The officers of the Colombo Crime Division (CCD) had arrested the Accused-Appellant, for providing women for sexual intercourse for a payment. She had been arrested together with eight other women in an apartment of the Liberty Plaza Shopping Complex in Kollupitiya.

The lawyers appeared for the accused-appellant maintained that in order to prove a charge under Section 360A (1) of the Penal Code it is essential that the victim in fact engaged in prostitution as a result of the alleged procuration.

Justice Buwaneka Aluwihare and Justice L.T.B. Dehideniya observed that the offence of procuration cannot be committed with regard to a person who is already a commercial sex worker.

'As decided in the case of R v. Ubolcharoen (supra), a Section 52(1) offence {Sexual Offences Act 2003 [UK]} which is similar to that of Section 360A(1), cannot be committed if the complainant [the person]

has already been involved in prostitution, either home or abroad,' Justice Aluwihare observed.

'When analysing Section 360A (1), it appears to me that the desire of the legislature had been in safeguarding the public interest in morality than the chastity of the individual. The objective (of the Legislature) is to impose Penal sanctions, to discourage people from luring or inducing persons who are hitherto not engaged as prostitutes to join the profession of prostitution,' Justice Aluwihare further observed.

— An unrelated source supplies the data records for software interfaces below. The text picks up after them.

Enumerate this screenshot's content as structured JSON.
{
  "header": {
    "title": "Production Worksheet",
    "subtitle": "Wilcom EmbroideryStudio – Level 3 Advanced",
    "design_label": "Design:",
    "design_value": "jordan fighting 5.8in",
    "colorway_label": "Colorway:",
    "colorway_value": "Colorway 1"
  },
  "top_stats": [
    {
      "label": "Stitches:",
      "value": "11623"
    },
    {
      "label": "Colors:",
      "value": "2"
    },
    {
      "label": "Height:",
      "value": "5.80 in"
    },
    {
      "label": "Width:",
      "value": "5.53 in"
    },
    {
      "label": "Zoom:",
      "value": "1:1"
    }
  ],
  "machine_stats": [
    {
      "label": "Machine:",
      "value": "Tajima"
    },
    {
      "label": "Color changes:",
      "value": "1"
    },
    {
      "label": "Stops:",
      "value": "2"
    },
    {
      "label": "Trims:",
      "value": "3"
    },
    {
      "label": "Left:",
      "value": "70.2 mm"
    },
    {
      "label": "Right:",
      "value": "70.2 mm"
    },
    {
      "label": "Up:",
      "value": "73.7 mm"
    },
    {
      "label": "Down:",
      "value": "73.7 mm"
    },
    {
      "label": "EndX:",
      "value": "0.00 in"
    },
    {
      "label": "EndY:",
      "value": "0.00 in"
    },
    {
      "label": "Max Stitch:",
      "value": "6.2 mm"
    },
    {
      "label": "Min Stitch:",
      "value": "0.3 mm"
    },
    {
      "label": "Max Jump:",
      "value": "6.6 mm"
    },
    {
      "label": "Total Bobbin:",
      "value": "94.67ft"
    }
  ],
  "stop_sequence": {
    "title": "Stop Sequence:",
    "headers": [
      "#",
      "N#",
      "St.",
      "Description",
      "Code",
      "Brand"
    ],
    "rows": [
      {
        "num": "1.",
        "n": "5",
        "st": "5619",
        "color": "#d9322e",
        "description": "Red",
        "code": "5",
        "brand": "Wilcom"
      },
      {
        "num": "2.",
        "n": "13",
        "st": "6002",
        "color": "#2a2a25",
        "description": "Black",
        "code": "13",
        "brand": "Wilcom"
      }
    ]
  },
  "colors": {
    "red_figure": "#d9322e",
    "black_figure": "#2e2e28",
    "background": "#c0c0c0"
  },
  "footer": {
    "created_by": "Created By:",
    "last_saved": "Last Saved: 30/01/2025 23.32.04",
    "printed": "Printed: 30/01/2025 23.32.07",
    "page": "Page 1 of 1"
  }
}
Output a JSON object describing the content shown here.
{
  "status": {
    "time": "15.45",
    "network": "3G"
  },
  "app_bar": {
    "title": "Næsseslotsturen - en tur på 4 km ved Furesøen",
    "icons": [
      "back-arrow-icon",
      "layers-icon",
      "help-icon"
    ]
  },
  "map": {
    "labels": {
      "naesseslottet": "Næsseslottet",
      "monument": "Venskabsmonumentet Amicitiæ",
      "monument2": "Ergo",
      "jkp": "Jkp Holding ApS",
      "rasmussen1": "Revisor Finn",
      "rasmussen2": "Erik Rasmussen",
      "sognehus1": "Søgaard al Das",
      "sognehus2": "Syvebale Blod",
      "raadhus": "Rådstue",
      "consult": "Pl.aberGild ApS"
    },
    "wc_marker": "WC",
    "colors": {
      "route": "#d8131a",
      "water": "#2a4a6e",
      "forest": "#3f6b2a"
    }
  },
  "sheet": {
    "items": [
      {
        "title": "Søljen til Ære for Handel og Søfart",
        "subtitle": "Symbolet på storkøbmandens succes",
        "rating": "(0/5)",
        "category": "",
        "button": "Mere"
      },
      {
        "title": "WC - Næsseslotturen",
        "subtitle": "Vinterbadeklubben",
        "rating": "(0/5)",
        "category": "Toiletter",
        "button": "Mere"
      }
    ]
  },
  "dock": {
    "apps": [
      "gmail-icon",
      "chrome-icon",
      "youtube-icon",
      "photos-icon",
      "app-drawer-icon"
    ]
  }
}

Justice L.T.B. Dehideniya agreed with the judgement of Justice Aluwihare.

However, Justice Preethi Padman Surasena pronounced a separate judgement after disagreeing with the conclusion and

reasoning set out in Justice Aluwihare’s judgement.

President's Counsel Rienzie Arsecularatne with counsel Chamindri Arsecularatne and Udara Muhandiramge appeared for the Accused-Appellant.

Additional Solicitor General Ayesha Jinasena PC appeared for the Attorney-General.